you said it yourself "many of these techniques need years of practice".
as do microtones.
If they need years of practice,how can a 23 year old master them?

I believe that the composer should be able to help his players get it right.the more he knows,the better.And I have met many composers my age that have just used "contemporary techniques" without knowing what exactly they are.they saw it on a nice score,and copied-pasted it into their piece.and when the player asks "what exactly do you want here?",they didn't know what to answer.because the notation is not yet standard,it varies from composer to composer.
I have met clarinet players that didn't know what a Slap is and how to do it.that didn't mean that they were bad players,nor did it mean that they didn't want to play my music.you show it and if he can do it,fine.if he can't,then we look for another solution.
Molinari has the luxury of saying what he says,because he is THE master now.but many years ago he too was a young player that needed guidance from someone else.and if this guidance does not come from the teacher,then the composer should help.
How many Molinaris are there,anyway?

  Re: Quarter Tones  scott_good at 01:49 on 18 August 2009
 

when i played under holliger, he explained that a composer AND conductor should know all of the extended techniques, and be able to explain them, and do them.

i only compose extended techniques that i understand fully.

most of these effects (like tongue ram) can be learned in minutes. then they can be practiced and perfected - and indeed, be individualized like any technique, to fit the music at hand. for instance, there are many colours of the flutter tongue - it can be very subtle and smooth (even air flow, and very fast), or make a ruckus (add some back of the throat "growl")

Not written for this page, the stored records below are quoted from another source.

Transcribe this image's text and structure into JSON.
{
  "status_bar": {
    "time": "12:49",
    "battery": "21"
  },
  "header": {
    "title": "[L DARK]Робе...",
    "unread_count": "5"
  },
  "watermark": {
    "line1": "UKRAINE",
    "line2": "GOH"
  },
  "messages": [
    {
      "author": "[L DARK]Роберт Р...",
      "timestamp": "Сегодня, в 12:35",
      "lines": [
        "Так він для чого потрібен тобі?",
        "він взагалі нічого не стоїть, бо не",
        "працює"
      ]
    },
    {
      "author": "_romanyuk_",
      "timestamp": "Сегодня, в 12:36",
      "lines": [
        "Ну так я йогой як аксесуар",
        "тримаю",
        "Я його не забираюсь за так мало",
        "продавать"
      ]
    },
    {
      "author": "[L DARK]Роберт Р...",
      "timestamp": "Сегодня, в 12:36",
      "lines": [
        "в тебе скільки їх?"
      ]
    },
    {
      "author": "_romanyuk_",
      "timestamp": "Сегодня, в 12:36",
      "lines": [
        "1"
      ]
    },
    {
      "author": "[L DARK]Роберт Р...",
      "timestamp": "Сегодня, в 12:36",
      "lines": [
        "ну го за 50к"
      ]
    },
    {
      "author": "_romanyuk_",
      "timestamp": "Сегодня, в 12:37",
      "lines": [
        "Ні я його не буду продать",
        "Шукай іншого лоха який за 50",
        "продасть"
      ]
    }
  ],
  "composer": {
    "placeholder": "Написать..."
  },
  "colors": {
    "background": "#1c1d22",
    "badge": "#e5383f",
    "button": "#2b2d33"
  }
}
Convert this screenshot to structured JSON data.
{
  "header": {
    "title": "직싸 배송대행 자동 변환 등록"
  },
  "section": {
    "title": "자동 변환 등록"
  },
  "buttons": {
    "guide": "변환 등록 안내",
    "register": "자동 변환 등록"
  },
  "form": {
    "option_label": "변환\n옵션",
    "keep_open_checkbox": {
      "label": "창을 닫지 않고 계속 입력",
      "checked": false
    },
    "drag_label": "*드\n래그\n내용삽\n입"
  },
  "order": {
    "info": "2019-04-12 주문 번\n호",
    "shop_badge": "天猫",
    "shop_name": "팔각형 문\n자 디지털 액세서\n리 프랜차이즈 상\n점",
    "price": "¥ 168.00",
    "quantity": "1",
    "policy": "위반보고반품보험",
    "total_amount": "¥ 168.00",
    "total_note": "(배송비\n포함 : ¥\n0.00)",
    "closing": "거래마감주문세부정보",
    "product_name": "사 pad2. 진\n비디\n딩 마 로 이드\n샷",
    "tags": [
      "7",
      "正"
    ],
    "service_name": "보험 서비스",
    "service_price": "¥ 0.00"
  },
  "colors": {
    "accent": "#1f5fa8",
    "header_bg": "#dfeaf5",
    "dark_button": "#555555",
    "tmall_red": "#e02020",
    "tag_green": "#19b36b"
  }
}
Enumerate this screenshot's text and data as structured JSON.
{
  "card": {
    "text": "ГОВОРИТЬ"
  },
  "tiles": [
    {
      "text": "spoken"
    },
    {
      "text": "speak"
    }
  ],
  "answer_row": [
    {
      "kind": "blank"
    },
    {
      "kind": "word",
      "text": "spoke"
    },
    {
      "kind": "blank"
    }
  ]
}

1/4 tones are a more tricky issue, though. 1st, it requires an innate knowledge of equal temperament, which is somewhat false, and very difficult. 3rds are terrible. then to fit the equal division between the perfectly tempered semi tone...only in arabic music is this a real truth, because it is THE language of the music and executed properly for non-fretted instruments.

there are ways to learn how to hear the specific sonority of a 1/4 tone - it does take much practice - something i continue to develop, even though i have been performing them for years - just not always so accurately. a couple of years ago, after performance of a piece with many 1/4 tones, i asked the composer "so, how were they" - "some were close" replies the composer...back to work.

but, i would highly encourage performers to explore intonation in this way. developing the skills to hear these intervals seeps into skills being able to hear all intervals. in other words, it is great training for perfection of intonation of all kinds - a kind of hyper awareness.

but, it pulls our ears away from the most beautiful intervals - the true thirds and 5ths, which do not fit so nicely into equal temperament - especially the thirds. and these are not pure if out by only a cent or two.

(note: the division of 12, though, is incredibly close, all things considered - it is a "freak" of nature)

This 48 message thread spans 4 pages:  < <   1  [2]  3   4  > >